First published on 27 Apr 2012. Updated on 7 May 2012.
She’s been nominated for the Melbourne International Comedy Festival’s highest honour – the Barry – so is Felicity Ward a bit too high and mighty for us these days?
I do feel particularly honoured to speak to you, you know, now that you’re a Barry-nominated superstar…
I am on a time limit here, Andrew. I’m not the same person that I was two days ago, you know, before I had this nomination. Two days ago I was not far away from going back to Woolies and working as a checkout chick: now you’re lucky I’ve got the time to speak with you, quite frankly. [laughs] I really hope that sarcasm translates to the page when you write this.
So this year you’ve had the nomination, your big screen success [in Any Questions for Ben] – it seems like the last little while has been a pretty sweet time to be Felicity Ward.
Yeah, it’s been a fucking great year, I’m not going to lie. Like there’s obviously been things that haven’t been that great that happened, you know, sort of real things that happened. But as far as being a comedian, it’s good. And what’s great is that it didn’t start out like that.
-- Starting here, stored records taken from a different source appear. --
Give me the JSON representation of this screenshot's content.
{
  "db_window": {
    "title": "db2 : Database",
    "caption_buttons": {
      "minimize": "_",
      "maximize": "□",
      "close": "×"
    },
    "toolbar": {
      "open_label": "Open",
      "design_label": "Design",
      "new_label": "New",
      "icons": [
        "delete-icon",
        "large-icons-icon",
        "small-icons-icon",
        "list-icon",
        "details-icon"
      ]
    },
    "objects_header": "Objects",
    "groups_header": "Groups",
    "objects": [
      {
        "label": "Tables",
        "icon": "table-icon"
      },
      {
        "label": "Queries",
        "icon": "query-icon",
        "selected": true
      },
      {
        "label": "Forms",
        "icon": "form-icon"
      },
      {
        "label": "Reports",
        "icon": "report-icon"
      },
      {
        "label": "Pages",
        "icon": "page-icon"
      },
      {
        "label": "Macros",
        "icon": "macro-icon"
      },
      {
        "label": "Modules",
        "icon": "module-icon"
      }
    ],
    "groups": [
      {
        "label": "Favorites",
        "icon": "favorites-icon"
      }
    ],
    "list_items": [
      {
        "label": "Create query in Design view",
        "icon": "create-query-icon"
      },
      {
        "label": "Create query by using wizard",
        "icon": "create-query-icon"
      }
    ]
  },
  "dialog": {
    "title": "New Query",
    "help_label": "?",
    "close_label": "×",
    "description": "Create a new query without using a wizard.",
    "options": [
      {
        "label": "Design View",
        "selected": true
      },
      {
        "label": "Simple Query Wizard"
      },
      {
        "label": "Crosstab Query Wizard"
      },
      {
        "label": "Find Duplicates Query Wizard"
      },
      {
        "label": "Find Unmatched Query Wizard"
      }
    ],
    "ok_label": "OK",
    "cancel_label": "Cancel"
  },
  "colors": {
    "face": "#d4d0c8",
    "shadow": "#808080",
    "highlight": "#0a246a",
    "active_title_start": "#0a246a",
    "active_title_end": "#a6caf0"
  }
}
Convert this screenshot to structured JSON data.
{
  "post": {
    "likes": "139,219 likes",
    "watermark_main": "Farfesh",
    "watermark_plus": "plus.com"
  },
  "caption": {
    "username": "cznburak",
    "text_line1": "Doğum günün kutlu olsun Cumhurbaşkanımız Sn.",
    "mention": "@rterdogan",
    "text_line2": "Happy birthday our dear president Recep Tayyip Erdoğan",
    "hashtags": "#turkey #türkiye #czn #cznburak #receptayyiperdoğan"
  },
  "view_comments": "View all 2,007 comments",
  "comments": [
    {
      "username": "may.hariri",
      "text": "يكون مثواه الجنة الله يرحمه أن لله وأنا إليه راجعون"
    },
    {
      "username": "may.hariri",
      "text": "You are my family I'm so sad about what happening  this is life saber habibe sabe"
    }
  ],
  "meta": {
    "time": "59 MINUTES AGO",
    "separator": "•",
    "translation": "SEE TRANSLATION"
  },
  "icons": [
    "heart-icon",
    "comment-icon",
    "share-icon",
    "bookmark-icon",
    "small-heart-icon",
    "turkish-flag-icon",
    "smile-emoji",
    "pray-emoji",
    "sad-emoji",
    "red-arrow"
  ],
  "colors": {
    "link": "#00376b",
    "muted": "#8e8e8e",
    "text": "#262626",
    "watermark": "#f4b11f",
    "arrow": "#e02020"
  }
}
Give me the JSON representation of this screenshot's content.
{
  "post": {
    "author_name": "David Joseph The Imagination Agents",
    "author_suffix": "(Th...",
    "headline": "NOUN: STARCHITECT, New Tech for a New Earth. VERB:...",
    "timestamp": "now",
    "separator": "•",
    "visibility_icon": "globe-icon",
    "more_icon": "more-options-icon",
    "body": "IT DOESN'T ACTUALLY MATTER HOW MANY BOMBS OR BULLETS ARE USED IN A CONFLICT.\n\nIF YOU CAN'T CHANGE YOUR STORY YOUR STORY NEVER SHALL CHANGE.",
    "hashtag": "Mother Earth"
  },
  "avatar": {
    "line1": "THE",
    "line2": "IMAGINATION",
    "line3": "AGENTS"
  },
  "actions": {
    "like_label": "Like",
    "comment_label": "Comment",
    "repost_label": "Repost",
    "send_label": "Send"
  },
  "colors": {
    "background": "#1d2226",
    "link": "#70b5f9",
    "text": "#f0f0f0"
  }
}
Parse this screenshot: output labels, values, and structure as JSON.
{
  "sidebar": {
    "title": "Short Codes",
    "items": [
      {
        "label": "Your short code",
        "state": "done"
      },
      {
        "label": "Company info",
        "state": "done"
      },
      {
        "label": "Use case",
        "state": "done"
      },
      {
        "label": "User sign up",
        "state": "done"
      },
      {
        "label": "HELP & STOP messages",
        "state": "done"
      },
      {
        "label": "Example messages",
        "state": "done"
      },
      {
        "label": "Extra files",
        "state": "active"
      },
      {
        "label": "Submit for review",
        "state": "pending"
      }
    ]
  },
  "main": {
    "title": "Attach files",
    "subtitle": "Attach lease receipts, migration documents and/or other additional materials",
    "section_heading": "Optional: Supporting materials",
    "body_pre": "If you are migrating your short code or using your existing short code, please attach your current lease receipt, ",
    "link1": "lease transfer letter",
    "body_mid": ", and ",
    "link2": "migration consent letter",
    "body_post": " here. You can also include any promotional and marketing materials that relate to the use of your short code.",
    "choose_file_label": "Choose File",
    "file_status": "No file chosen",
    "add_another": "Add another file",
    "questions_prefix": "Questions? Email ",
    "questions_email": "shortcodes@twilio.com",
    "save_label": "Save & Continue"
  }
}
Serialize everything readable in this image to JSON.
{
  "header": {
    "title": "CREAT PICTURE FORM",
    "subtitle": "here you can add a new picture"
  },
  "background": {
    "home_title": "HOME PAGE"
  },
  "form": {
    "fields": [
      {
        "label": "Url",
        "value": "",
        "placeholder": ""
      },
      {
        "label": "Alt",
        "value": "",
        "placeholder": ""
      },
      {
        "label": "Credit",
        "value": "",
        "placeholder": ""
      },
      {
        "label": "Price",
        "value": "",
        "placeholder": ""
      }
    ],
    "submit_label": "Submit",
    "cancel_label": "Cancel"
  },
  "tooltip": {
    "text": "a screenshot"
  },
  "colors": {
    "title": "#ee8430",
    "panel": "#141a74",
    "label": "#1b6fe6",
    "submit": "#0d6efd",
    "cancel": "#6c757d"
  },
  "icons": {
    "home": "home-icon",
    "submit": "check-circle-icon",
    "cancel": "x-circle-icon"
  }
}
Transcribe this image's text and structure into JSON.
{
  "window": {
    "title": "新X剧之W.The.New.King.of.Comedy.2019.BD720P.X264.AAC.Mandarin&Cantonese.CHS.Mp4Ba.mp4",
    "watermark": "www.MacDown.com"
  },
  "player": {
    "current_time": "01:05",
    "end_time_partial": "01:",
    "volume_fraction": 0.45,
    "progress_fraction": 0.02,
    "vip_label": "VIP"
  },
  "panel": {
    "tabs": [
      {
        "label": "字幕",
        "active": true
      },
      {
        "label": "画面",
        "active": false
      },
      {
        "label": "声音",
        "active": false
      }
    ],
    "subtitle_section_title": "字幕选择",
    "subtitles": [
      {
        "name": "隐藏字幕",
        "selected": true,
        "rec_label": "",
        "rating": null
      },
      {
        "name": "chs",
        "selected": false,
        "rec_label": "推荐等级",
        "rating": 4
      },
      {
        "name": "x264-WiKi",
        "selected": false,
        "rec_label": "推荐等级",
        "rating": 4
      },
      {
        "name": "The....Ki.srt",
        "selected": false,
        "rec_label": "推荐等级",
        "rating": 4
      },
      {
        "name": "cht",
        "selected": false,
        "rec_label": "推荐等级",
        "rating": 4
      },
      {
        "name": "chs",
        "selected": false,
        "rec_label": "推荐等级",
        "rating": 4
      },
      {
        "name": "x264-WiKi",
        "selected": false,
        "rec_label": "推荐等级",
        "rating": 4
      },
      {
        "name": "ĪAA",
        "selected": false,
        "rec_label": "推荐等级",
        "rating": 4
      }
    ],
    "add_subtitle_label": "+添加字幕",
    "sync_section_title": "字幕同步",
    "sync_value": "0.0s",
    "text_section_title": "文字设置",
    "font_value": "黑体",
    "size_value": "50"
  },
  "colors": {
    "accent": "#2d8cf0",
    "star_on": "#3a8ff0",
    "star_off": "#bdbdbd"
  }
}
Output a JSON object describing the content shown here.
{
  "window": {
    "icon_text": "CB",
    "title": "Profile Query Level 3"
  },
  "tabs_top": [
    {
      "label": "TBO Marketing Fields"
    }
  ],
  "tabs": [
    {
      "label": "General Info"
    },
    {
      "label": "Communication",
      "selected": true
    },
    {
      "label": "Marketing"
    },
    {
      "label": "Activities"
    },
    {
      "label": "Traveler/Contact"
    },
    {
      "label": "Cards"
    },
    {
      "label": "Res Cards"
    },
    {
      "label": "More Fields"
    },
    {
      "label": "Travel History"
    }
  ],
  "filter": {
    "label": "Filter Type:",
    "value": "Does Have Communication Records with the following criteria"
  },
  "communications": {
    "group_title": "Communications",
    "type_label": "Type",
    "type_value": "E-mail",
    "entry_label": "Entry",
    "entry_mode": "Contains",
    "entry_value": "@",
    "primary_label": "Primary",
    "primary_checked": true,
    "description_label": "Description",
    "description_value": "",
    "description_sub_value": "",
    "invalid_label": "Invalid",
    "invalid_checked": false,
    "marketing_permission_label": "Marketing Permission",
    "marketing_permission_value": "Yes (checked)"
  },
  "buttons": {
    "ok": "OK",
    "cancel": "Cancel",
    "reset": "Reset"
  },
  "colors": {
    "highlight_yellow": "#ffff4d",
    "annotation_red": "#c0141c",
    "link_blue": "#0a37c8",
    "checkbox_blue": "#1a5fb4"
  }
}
At the beginning of the year we had like the promo tour for the film and then the film happened, but because I was so focused on trying to finish the show that I’m now performing I had no time to get swept up in it or get too excited about it – or get an ego about it. I was like [mock aggressively], “yeah, this is great that I have a red carpet, but I’ve got a show to write; I’ve got a fucking closer to finish, okay? So I’ve got to do these photos and then I’ve got to go back to my hotel room and cry and write jokes. Okay?”
Is that the trick, to cry first to get to the funny?
No, but that did actually happen one day while I was doing the film. I was so tired because we were having things every night and we were getting up doing radio stuff every morning, and one day I was in Sydney – I think it was before the premiere maybe? – And I had about four hours so I went back to my room and I was writing. And it was miserable outside, and I’m writing away and then this thought came through my head: “it’s just not funny enough.” And then I started crying and then I was just writing jokes crying, and then I started laughing at myself, crying, writing jokes. I’m like, “you are a joke of a human being, really. This is not how you do comedy; you don’t do comedy crying. That’s not the best way to do it.” [laughs]
But that’s powerful – it suggests that you’re dragging something from the soul.
I don’t think it was like that: even though there is some dragging things from the soul in the show, this was just like “I’m tired. I want a full meal,” that kind of stuff.
Are you trying to tell me that wanting a full meal is not dragging something from the soul?
True: that is as primal as it gets. And while we speak about this, I’m pulling half a sandwich out of a bag. I hope you don’t mind.
Just look at the way your life has changed. I mean, here you are: Barry nominated, eating a sandwich, living the life of Riley…
[chewing] Mhm. And it’s a good sandwich too.
What manner of sandwich is it?
Turkey and lettuce and cheese and cranberry sauce, and avocado.
See? You’re commanding the entire animal/vegetable kingdom.
That’s right. Nature is at my beck and call, Andrew: at my beck and call.
So this show has been a long time coming?
It’s been sitting in my pocket for six years. There’s a hint of some of these ideas in previous shows but this was the one that I went, “right, I’m going to do this balls out. I’m going to go in and if I fail, then I failed spectacularly.” In the writing I got a script editor on so that the narrative arc in the story structure was right and was strong, ‘cause that’s not something that I’m naturally good at.
Where did it come from? I mean, your show last year was very much a series of bit strung together, whereas this one is clearly more of a start-to-finish narrative…
The last one was a lot of bits of stand up put together, and that was completely intentional. I don’t think that Daniel Kitson is personally responsible [for the new show], however, Daniel Kitson is an incredible stand up. Now, many years ago, probably even six years ago, he came to Melbourne and he infused a lot of people’s ideas about what shows should be, and having an emotional tang to it. And then for years afterwards I would see shows that were more sentimental than they were funny and I was like, “I never want to be that. I never, ever, ever want to be that.“ You know, comedy show: it has to be funny.
That's a pretty good rule of thumb, generally.
And not to say that there shouldn’t be emotional moments: like Celia Pacquola writes hilarious shows and they have these moments in it that you go, “ooooohhhhhh!”, and of course it’s the same with Kitson as well. And so my aim was that if I’m going to go down this path, I have to work so hard at making this funny. ‘Cause the pathos of the story and the gravitas is already there; so my job is just to make it as laugh out loud funny as possible. And you only have an hour, you know? So if you’re setting something up, the joke had better have been worth taking that two minutes.
So despite being about love and loss and so forth, the show is funny?
It’s really funny. It’s really, really funny. I’ve never been happier with a show than this one. Every night I love performing it; the audiences have never received a show of mine consistently. I’ve never felt as good about performing as I do during this show. I just love it; I’m having the time of my life. And I’m not joking, although I do really hope that irony translates in the rest of this article.
It’s OK: there’s going to be a lot of italics.
Oh, I hope so.